### Task prompt
From the first line to the last, write out the records exactly, leaving out images.

==============================

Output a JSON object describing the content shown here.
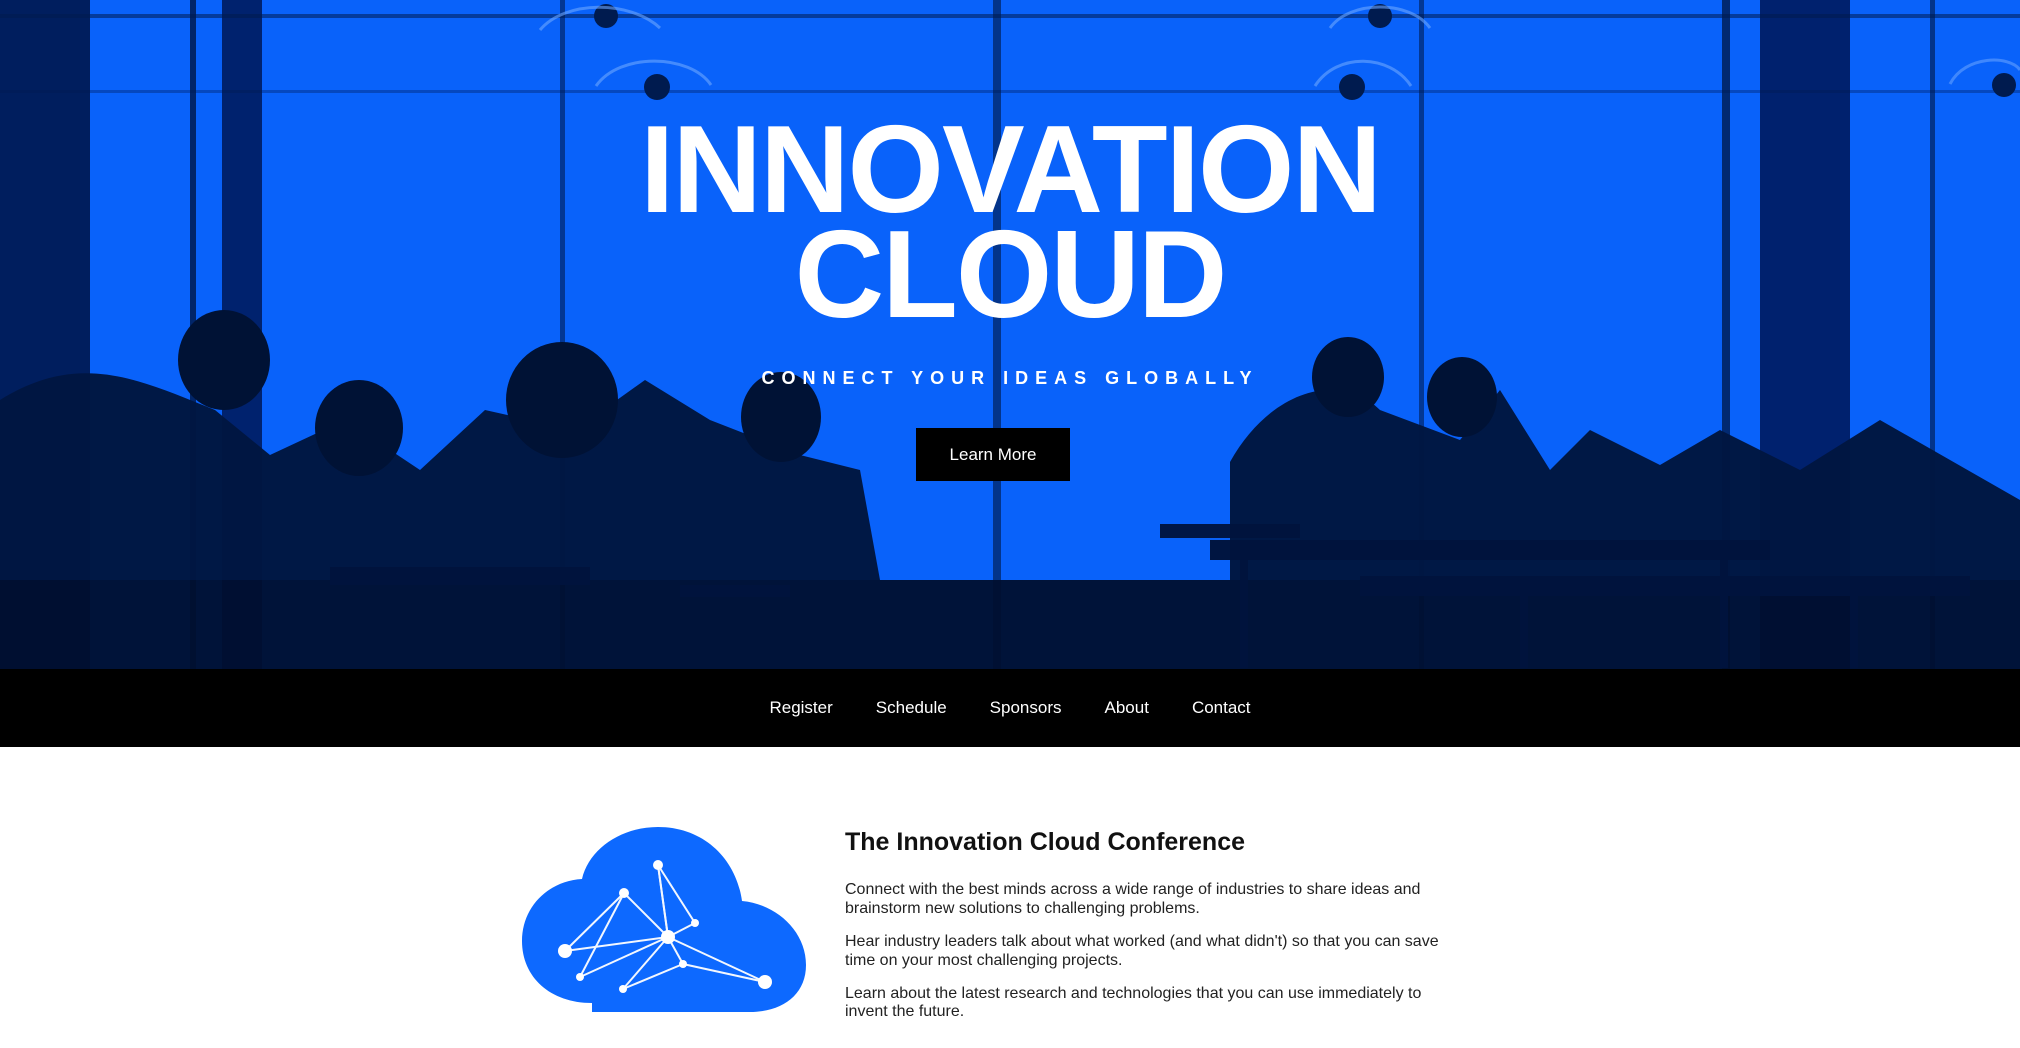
{
  "hero": {
    "title_line_1": "INNOVATION",
    "title_line_2": "CLOUD",
    "tagline": "CONNECT YOUR IDEAS GLOBALLY",
    "button_label": "Learn More",
    "background_color": "#0d69ff"
  },
  "nav": {
    "items": [
      {
        "label": "Register"
      },
      {
        "label": "Schedule"
      },
      {
        "label": "Sponsors"
      },
      {
        "label": "About"
      },
      {
        "label": "Contact"
      }
    ]
  },
  "content": {
    "title": "The Innovation Cloud Conference",
    "paragraphs": [
      "Connect with the best minds across a wide range of industries to share ideas and brainstorm new solutions to challenging problems.",
      "Hear industry leaders talk about what worked (and what didn't) so that you can save time on your most challenging projects.",
      "Learn about the latest research and technologies that you can use immediately to invent the future."
    ],
    "cloud_icon": "cloud-network-icon",
    "cloud_color": "#0d69ff"
  }
}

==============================

### Output
Output a JSON object describing the content shown here.
{
  "hero": {
    "title_line_1": "INNOVATION",
    "title_line_2": "CLOUD",
    "tagline": "CONNECT YOUR IDEAS GLOBALLY",
    "button_label": "Learn More",
    "background_color": "#0d69ff"
  },
  "nav": {
    "items": [
      {
        "label": "Register"
      },
      {
        "label": "Schedule"
      },
      {
        "label": "Sponsors"
      },
      {
        "label": "About"
      },
      {
        "label": "Contact"
      }
    ]
  },
  "content": {
    "title": "The Innovation Cloud Conference",
    "paragraphs": [
      "Connect with the best minds across a wide range of industries to share ideas and brainstorm new solutions to challenging problems.",
      "Hear industry leaders talk about what worked (and what didn't) so that you can save time on your most challenging projects.",
      "Learn about the latest research and technologies that you can use immediately to invent the future."
    ],
    "cloud_icon": "cloud-network-icon",
    "cloud_color": "#0d69ff"
  }
}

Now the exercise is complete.